(Page and application data records)

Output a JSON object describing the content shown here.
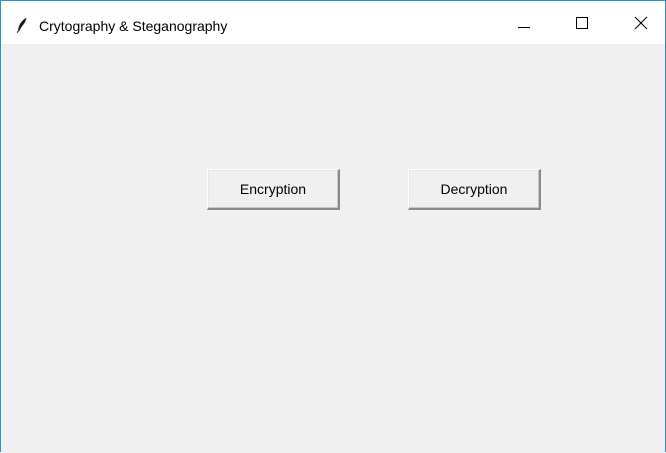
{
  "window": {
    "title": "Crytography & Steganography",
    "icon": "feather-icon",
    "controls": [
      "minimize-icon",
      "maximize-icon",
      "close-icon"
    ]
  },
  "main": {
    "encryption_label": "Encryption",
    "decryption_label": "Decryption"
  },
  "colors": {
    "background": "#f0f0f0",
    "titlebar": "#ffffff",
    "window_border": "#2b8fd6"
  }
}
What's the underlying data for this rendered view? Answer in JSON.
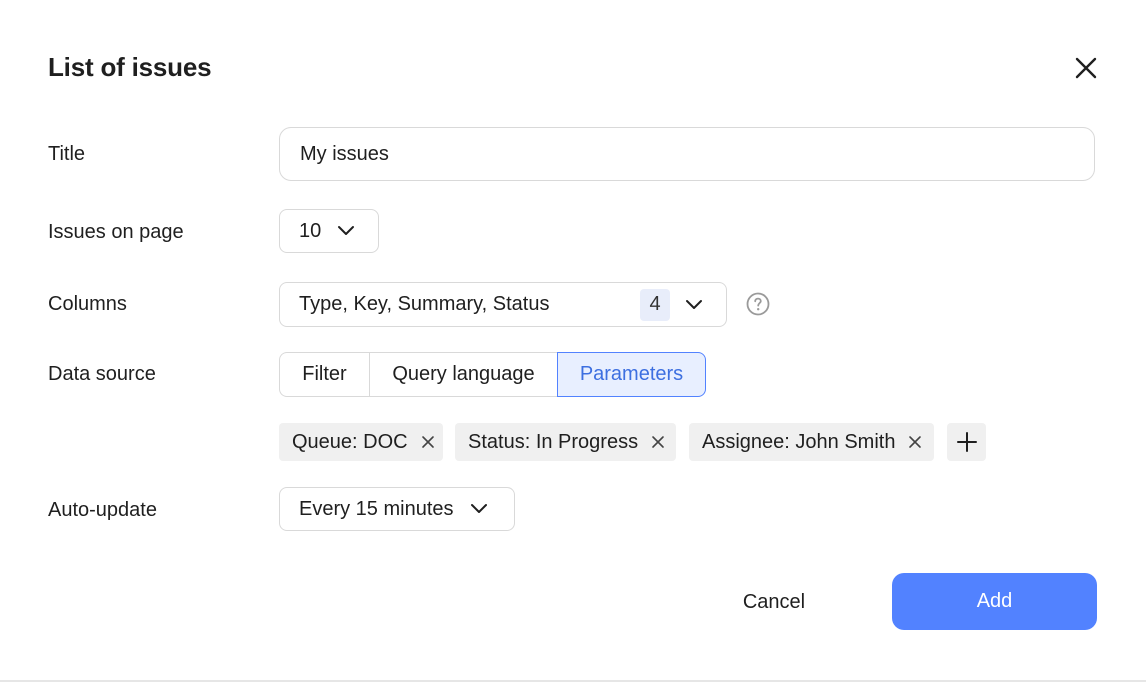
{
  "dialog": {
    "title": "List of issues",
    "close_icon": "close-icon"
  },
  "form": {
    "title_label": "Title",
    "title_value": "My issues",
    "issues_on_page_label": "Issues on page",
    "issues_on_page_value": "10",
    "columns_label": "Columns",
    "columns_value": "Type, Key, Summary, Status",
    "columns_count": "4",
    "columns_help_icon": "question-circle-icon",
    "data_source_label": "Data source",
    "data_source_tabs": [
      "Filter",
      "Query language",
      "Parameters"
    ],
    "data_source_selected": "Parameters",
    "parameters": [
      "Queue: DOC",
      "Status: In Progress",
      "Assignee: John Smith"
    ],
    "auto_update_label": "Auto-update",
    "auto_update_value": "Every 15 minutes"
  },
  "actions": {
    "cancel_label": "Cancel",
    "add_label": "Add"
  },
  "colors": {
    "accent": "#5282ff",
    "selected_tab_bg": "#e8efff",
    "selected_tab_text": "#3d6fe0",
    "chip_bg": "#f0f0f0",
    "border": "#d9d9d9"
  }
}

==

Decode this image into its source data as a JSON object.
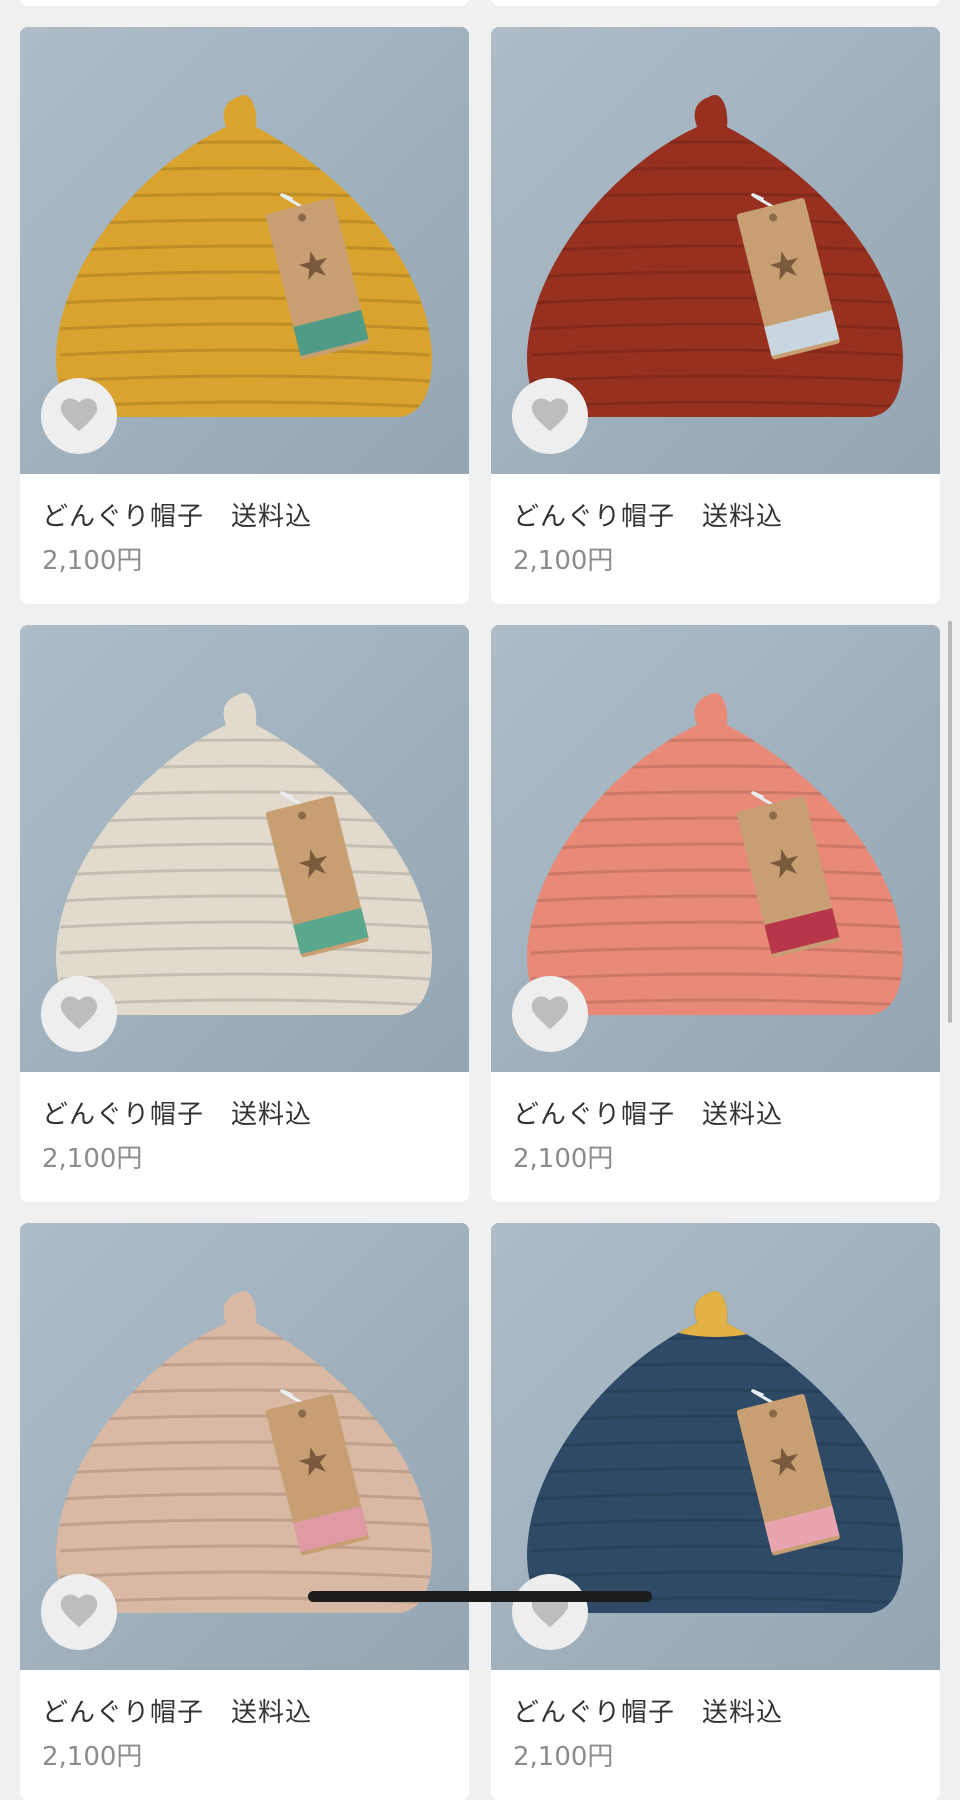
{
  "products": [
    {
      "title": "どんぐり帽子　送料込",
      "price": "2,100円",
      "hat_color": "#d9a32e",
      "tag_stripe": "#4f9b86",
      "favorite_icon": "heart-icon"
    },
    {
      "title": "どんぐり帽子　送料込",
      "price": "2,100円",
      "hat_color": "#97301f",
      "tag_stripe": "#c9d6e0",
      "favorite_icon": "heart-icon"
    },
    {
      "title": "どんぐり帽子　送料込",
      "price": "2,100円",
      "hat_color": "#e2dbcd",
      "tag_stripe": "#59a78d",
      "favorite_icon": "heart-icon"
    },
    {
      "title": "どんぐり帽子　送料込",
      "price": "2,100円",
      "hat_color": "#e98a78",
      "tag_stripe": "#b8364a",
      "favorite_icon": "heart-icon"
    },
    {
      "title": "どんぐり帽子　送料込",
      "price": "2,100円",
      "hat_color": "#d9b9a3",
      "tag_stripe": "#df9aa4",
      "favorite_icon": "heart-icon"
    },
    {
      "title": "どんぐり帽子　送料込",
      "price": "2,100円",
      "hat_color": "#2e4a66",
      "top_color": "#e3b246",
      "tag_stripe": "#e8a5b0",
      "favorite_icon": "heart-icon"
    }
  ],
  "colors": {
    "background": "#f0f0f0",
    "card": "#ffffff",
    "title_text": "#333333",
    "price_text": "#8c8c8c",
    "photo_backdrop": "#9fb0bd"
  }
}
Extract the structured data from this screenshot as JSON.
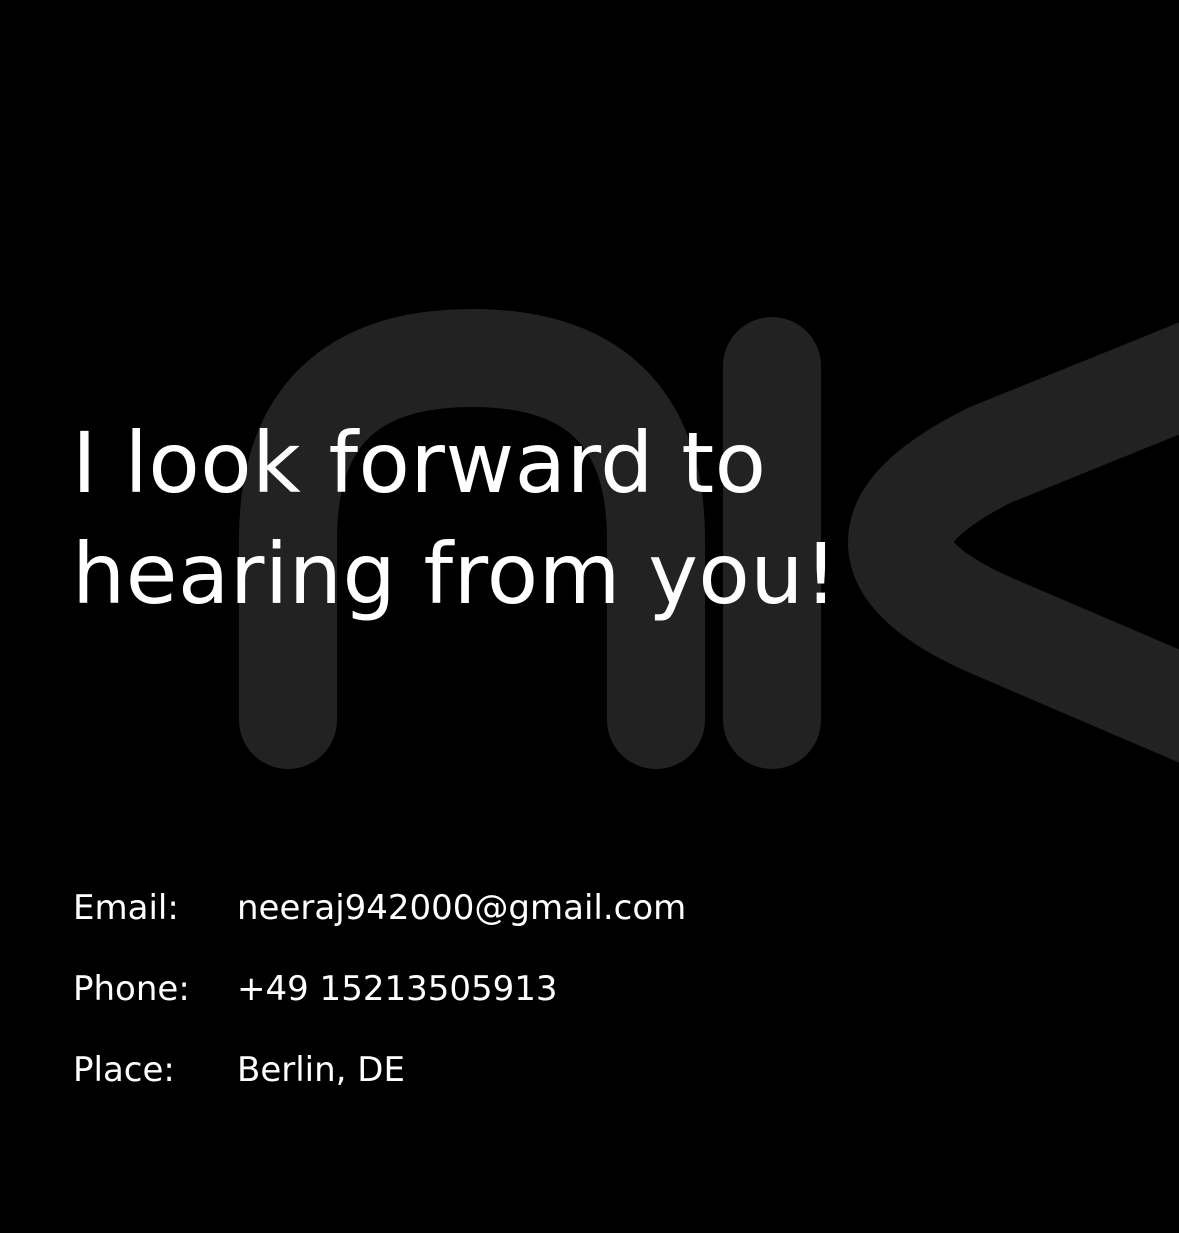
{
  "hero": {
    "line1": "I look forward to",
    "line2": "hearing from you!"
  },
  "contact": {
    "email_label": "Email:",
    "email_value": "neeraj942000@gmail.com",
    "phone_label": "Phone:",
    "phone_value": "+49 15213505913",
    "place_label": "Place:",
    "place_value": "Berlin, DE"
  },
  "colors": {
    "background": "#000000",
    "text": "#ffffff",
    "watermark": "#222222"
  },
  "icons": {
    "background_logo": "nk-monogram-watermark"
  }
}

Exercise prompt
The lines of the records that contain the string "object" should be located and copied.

Solution to the problem
Output a JSON object describing the content shown here.
Decode this image into its source data as a JSON object.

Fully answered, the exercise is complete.